What you are asked to do
Could you write out every record below exactly, leaving the pictures out?

Exercise materials

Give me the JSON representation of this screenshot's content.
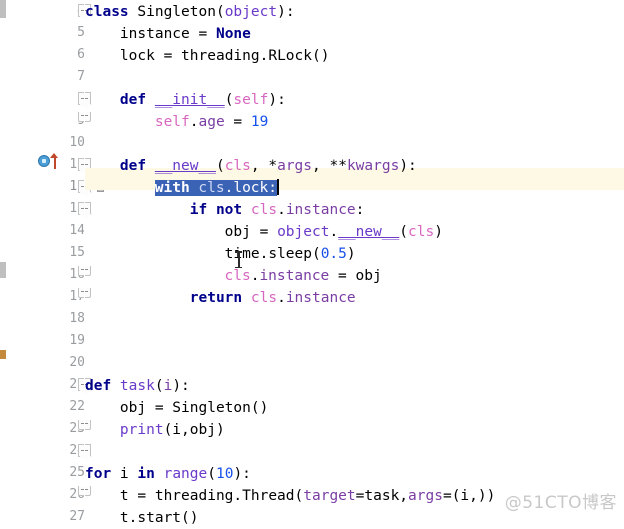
{
  "app": {
    "type": "code-editor",
    "language": "Python",
    "theme": "light"
  },
  "watermark": "@51CTO博客",
  "editor": {
    "first_line": 4,
    "last_line": 27,
    "selected_line": 12,
    "selection_text": "with cls.lock:",
    "colors": {
      "keyword": "#00008b",
      "builtin": "#6a3ac9",
      "self": "#d867c0",
      "attribute": "#7a3ea3",
      "number": "#1750eb",
      "plain": "#000000",
      "selection_bg": "#3a62b5",
      "current_line_bg": "#fdf9e4",
      "line_number": "#999da1",
      "background": "#ffffff"
    }
  },
  "gutter": {
    "icons": [
      {
        "line": 11,
        "name": "override-method-marker",
        "tooltip": "Overrides method in object"
      },
      {
        "line": 12,
        "name": "intention-bulb",
        "tooltip": "Show intention actions"
      }
    ],
    "fold_markers": [
      {
        "line": 4,
        "state": "expanded"
      },
      {
        "line": 8,
        "state": "expanded"
      },
      {
        "line": 9,
        "state": "end"
      },
      {
        "line": 11,
        "state": "expanded"
      },
      {
        "line": 12,
        "state": "expanded"
      },
      {
        "line": 13,
        "state": "expanded"
      },
      {
        "line": 16,
        "state": "end"
      },
      {
        "line": 17,
        "state": "end"
      },
      {
        "line": 21,
        "state": "expanded"
      },
      {
        "line": 23,
        "state": "end"
      },
      {
        "line": 25,
        "state": "expanded"
      },
      {
        "line": 27,
        "state": "end"
      }
    ]
  },
  "lines": [
    {
      "n": 4,
      "text": "class Singleton(object):"
    },
    {
      "n": 5,
      "text": "    instance = None"
    },
    {
      "n": 6,
      "text": "    lock = threading.RLock()"
    },
    {
      "n": 7,
      "text": ""
    },
    {
      "n": 8,
      "text": "    def __init__(self):"
    },
    {
      "n": 9,
      "text": "        self.age = 19"
    },
    {
      "n": 10,
      "text": ""
    },
    {
      "n": 11,
      "text": "    def __new__(cls, *args, **kwargs):"
    },
    {
      "n": 12,
      "text": "        with cls.lock:"
    },
    {
      "n": 13,
      "text": "            if not cls.instance:"
    },
    {
      "n": 14,
      "text": "                obj = object.__new__(cls)"
    },
    {
      "n": 15,
      "text": "                time.sleep(0.5)"
    },
    {
      "n": 16,
      "text": "                cls.instance = obj"
    },
    {
      "n": 17,
      "text": "            return cls.instance"
    },
    {
      "n": 18,
      "text": ""
    },
    {
      "n": 19,
      "text": ""
    },
    {
      "n": 20,
      "text": ""
    },
    {
      "n": 21,
      "text": "def task(i):"
    },
    {
      "n": 22,
      "text": "    obj = Singleton()"
    },
    {
      "n": 23,
      "text": "    print(i,obj)"
    },
    {
      "n": 24,
      "text": ""
    },
    {
      "n": 25,
      "text": "for i in range(10):"
    },
    {
      "n": 26,
      "text": "    t = threading.Thread(target=task,args=(i,))"
    },
    {
      "n": 27,
      "text": "    t.start()"
    }
  ],
  "line_numbers": [
    "4",
    "5",
    "6",
    "7",
    "8",
    "9",
    "10",
    "11",
    "12",
    "13",
    "14",
    "15",
    "16",
    "17",
    "18",
    "19",
    "20",
    "21",
    "22",
    "23",
    "24",
    "25",
    "26",
    "27"
  ],
  "tokens": {
    "l4": [
      [
        "kw",
        "class"
      ],
      [
        "pln",
        " "
      ],
      [
        "cls",
        "Singleton"
      ],
      [
        "pln",
        "("
      ],
      [
        "builtin",
        "object"
      ],
      [
        "pln",
        "):"
      ]
    ],
    "l5": [
      [
        "pln",
        "    instance "
      ],
      [
        "op",
        "= "
      ],
      [
        "kw",
        "None"
      ]
    ],
    "l6": [
      [
        "pln",
        "    lock "
      ],
      [
        "op",
        "= "
      ],
      [
        "pln",
        "threading.RLock()"
      ]
    ],
    "l8": [
      [
        "kw",
        "    def "
      ],
      [
        "fnu",
        "__init__"
      ],
      [
        "pln",
        "("
      ],
      [
        "self",
        "self"
      ],
      [
        "pln",
        "):"
      ]
    ],
    "l9": [
      [
        "pln",
        "        "
      ],
      [
        "self",
        "self"
      ],
      [
        "pln",
        "."
      ],
      [
        "attr",
        "age"
      ],
      [
        "op",
        " = "
      ],
      [
        "num",
        "19"
      ]
    ],
    "l11": [
      [
        "kw",
        "    def "
      ],
      [
        "fnu",
        "__new__"
      ],
      [
        "pln",
        "("
      ],
      [
        "self",
        "cls"
      ],
      [
        "pln",
        ", *"
      ],
      [
        "param",
        "args"
      ],
      [
        "pln",
        ", **"
      ],
      [
        "param",
        "kwargs"
      ],
      [
        "pln",
        "):"
      ]
    ],
    "l12": [
      [
        "kw",
        "with "
      ],
      [
        "self",
        "cls"
      ],
      [
        "attr",
        ".lock"
      ],
      [
        "op",
        ":"
      ]
    ],
    "l13": [
      [
        "kw",
        "            if not "
      ],
      [
        "self",
        "cls"
      ],
      [
        "pln",
        "."
      ],
      [
        "attr",
        "instance"
      ],
      [
        "pln",
        ":"
      ]
    ],
    "l14": [
      [
        "pln",
        "                obj = "
      ],
      [
        "builtin",
        "object"
      ],
      [
        "pln",
        "."
      ],
      [
        "fnu",
        "__new__"
      ],
      [
        "pln",
        "("
      ],
      [
        "self",
        "cls"
      ],
      [
        "pln",
        ")"
      ]
    ],
    "l15": [
      [
        "pln",
        "                time.sleep("
      ],
      [
        "num",
        "0.5"
      ],
      [
        "pln",
        ")"
      ]
    ],
    "l16": [
      [
        "self",
        "cls"
      ],
      [
        "pln",
        "."
      ],
      [
        "attr",
        "instance"
      ],
      [
        "pln",
        " = obj"
      ]
    ],
    "l17": [
      [
        "kw",
        "            return "
      ],
      [
        "self",
        "cls"
      ],
      [
        "pln",
        "."
      ],
      [
        "attr",
        "instance"
      ]
    ],
    "l21": [
      [
        "kw",
        "def "
      ],
      [
        "fn",
        "task"
      ],
      [
        "pln",
        "("
      ],
      [
        "param",
        "i"
      ],
      [
        "pln",
        "):"
      ]
    ],
    "l22": [
      [
        "pln",
        "    obj = Singleton()"
      ]
    ],
    "l23": [
      [
        "fn",
        "    print"
      ],
      [
        "pln",
        "(i,obj)"
      ]
    ],
    "l25": [
      [
        "kw",
        "for "
      ],
      [
        "pln",
        "i "
      ],
      [
        "kw",
        "in "
      ],
      [
        "fn",
        "range"
      ],
      [
        "pln",
        "("
      ],
      [
        "num",
        "10"
      ],
      [
        "pln",
        "):"
      ]
    ],
    "l26": [
      [
        "pln",
        "    t = threading.Thread("
      ],
      [
        "param",
        "target"
      ],
      [
        "op",
        "="
      ],
      [
        "pln",
        "task,"
      ],
      [
        "param",
        "args"
      ],
      [
        "op",
        "="
      ],
      [
        "pln",
        "(i,))"
      ]
    ],
    "l27": [
      [
        "pln",
        "    t.start()"
      ]
    ]
  }
}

Result of the exercise
Give me the JSON representation of this screenshot's content.
{
  "app": {
    "type": "code-editor",
    "language": "Python",
    "theme": "light"
  },
  "watermark": "@51CTO博客",
  "editor": {
    "first_line": 4,
    "last_line": 27,
    "selected_line": 12,
    "selection_text": "with cls.lock:",
    "colors": {
      "keyword": "#00008b",
      "builtin": "#6a3ac9",
      "self": "#d867c0",
      "attribute": "#7a3ea3",
      "number": "#1750eb",
      "plain": "#000000",
      "selection_bg": "#3a62b5",
      "current_line_bg": "#fdf9e4",
      "line_number": "#999da1",
      "background": "#ffffff"
    }
  },
  "gutter": {
    "icons": [
      {
        "line": 11,
        "name": "override-method-marker",
        "tooltip": "Overrides method in object"
      },
      {
        "line": 12,
        "name": "intention-bulb",
        "tooltip": "Show intention actions"
      }
    ],
    "fold_markers": [
      {
        "line": 4,
        "state": "expanded"
      },
      {
        "line": 8,
        "state": "expanded"
      },
      {
        "line": 9,
        "state": "end"
      },
      {
        "line": 11,
        "state": "expanded"
      },
      {
        "line": 12,
        "state": "expanded"
      },
      {
        "line": 13,
        "state": "expanded"
      },
      {
        "line": 16,
        "state": "end"
      },
      {
        "line": 17,
        "state": "end"
      },
      {
        "line": 21,
        "state": "expanded"
      },
      {
        "line": 23,
        "state": "end"
      },
      {
        "line": 25,
        "state": "expanded"
      },
      {
        "line": 27,
        "state": "end"
      }
    ]
  },
  "lines": [
    {
      "n": 4,
      "text": "class Singleton(object):"
    },
    {
      "n": 5,
      "text": "    instance = None"
    },
    {
      "n": 6,
      "text": "    lock = threading.RLock()"
    },
    {
      "n": 7,
      "text": ""
    },
    {
      "n": 8,
      "text": "    def __init__(self):"
    },
    {
      "n": 9,
      "text": "        self.age = 19"
    },
    {
      "n": 10,
      "text": ""
    },
    {
      "n": 11,
      "text": "    def __new__(cls, *args, **kwargs):"
    },
    {
      "n": 12,
      "text": "        with cls.lock:"
    },
    {
      "n": 13,
      "text": "            if not cls.instance:"
    },
    {
      "n": 14,
      "text": "                obj = object.__new__(cls)"
    },
    {
      "n": 15,
      "text": "                time.sleep(0.5)"
    },
    {
      "n": 16,
      "text": "                cls.instance = obj"
    },
    {
      "n": 17,
      "text": "            return cls.instance"
    },
    {
      "n": 18,
      "text": ""
    },
    {
      "n": 19,
      "text": ""
    },
    {
      "n": 20,
      "text": ""
    },
    {
      "n": 21,
      "text": "def task(i):"
    },
    {
      "n": 22,
      "text": "    obj = Singleton()"
    },
    {
      "n": 23,
      "text": "    print(i,obj)"
    },
    {
      "n": 24,
      "text": ""
    },
    {
      "n": 25,
      "text": "for i in range(10):"
    },
    {
      "n": 26,
      "text": "    t = threading.Thread(target=task,args=(i,))"
    },
    {
      "n": 27,
      "text": "    t.start()"
    }
  ],
  "line_numbers": [
    "4",
    "5",
    "6",
    "7",
    "8",
    "9",
    "10",
    "11",
    "12",
    "13",
    "14",
    "15",
    "16",
    "17",
    "18",
    "19",
    "20",
    "21",
    "22",
    "23",
    "24",
    "25",
    "26",
    "27"
  ],
  "tokens": {
    "l4": [
      [
        "kw",
        "class"
      ],
      [
        "pln",
        " "
      ],
      [
        "cls",
        "Singleton"
      ],
      [
        "pln",
        "("
      ],
      [
        "builtin",
        "object"
      ],
      [
        "pln",
        "):"
      ]
    ],
    "l5": [
      [
        "pln",
        "    instance "
      ],
      [
        "op",
        "= "
      ],
      [
        "kw",
        "None"
      ]
    ],
    "l6": [
      [
        "pln",
        "    lock "
      ],
      [
        "op",
        "= "
      ],
      [
        "pln",
        "threading.RLock()"
      ]
    ],
    "l8": [
      [
        "kw",
        "    def "
      ],
      [
        "fnu",
        "__init__"
      ],
      [
        "pln",
        "("
      ],
      [
        "self",
        "self"
      ],
      [
        "pln",
        "):"
      ]
    ],
    "l9": [
      [
        "pln",
        "        "
      ],
      [
        "self",
        "self"
      ],
      [
        "pln",
        "."
      ],
      [
        "attr",
        "age"
      ],
      [
        "op",
        " = "
      ],
      [
        "num",
        "19"
      ]
    ],
    "l11": [
      [
        "kw",
        "    def "
      ],
      [
        "fnu",
        "__new__"
      ],
      [
        "pln",
        "("
      ],
      [
        "self",
        "cls"
      ],
      [
        "pln",
        ", *"
      ],
      [
        "param",
        "args"
      ],
      [
        "pln",
        ", **"
      ],
      [
        "param",
        "kwargs"
      ],
      [
        "pln",
        "):"
      ]
    ],
    "l12": [
      [
        "kw",
        "with "
      ],
      [
        "self",
        "cls"
      ],
      [
        "attr",
        ".lock"
      ],
      [
        "op",
        ":"
      ]
    ],
    "l13": [
      [
        "kw",
        "            if not "
      ],
      [
        "self",
        "cls"
      ],
      [
        "pln",
        "."
      ],
      [
        "attr",
        "instance"
      ],
      [
        "pln",
        ":"
      ]
    ],
    "l14": [
      [
        "pln",
        "                obj = "
      ],
      [
        "builtin",
        "object"
      ],
      [
        "pln",
        "."
      ],
      [
        "fnu",
        "__new__"
      ],
      [
        "pln",
        "("
      ],
      [
        "self",
        "cls"
      ],
      [
        "pln",
        ")"
      ]
    ],
    "l15": [
      [
        "pln",
        "                time.sleep("
      ],
      [
        "num",
        "0.5"
      ],
      [
        "pln",
        ")"
      ]
    ],
    "l16": [
      [
        "self",
        "cls"
      ],
      [
        "pln",
        "."
      ],
      [
        "attr",
        "instance"
      ],
      [
        "pln",
        " = obj"
      ]
    ],
    "l17": [
      [
        "kw",
        "            return "
      ],
      [
        "self",
        "cls"
      ],
      [
        "pln",
        "."
      ],
      [
        "attr",
        "instance"
      ]
    ],
    "l21": [
      [
        "kw",
        "def "
      ],
      [
        "fn",
        "task"
      ],
      [
        "pln",
        "("
      ],
      [
        "param",
        "i"
      ],
      [
        "pln",
        "):"
      ]
    ],
    "l22": [
      [
        "pln",
        "    obj = Singleton()"
      ]
    ],
    "l23": [
      [
        "fn",
        "    print"
      ],
      [
        "pln",
        "(i,obj)"
      ]
    ],
    "l25": [
      [
        "kw",
        "for "
      ],
      [
        "pln",
        "i "
      ],
      [
        "kw",
        "in "
      ],
      [
        "fn",
        "range"
      ],
      [
        "pln",
        "("
      ],
      [
        "num",
        "10"
      ],
      [
        "pln",
        "):"
      ]
    ],
    "l26": [
      [
        "pln",
        "    t = threading.Thread("
      ],
      [
        "param",
        "target"
      ],
      [
        "op",
        "="
      ],
      [
        "pln",
        "task,"
      ],
      [
        "param",
        "args"
      ],
      [
        "op",
        "="
      ],
      [
        "pln",
        "(i,))"
      ]
    ],
    "l27": [
      [
        "pln",
        "    t.start()"
      ]
    ]
  }
}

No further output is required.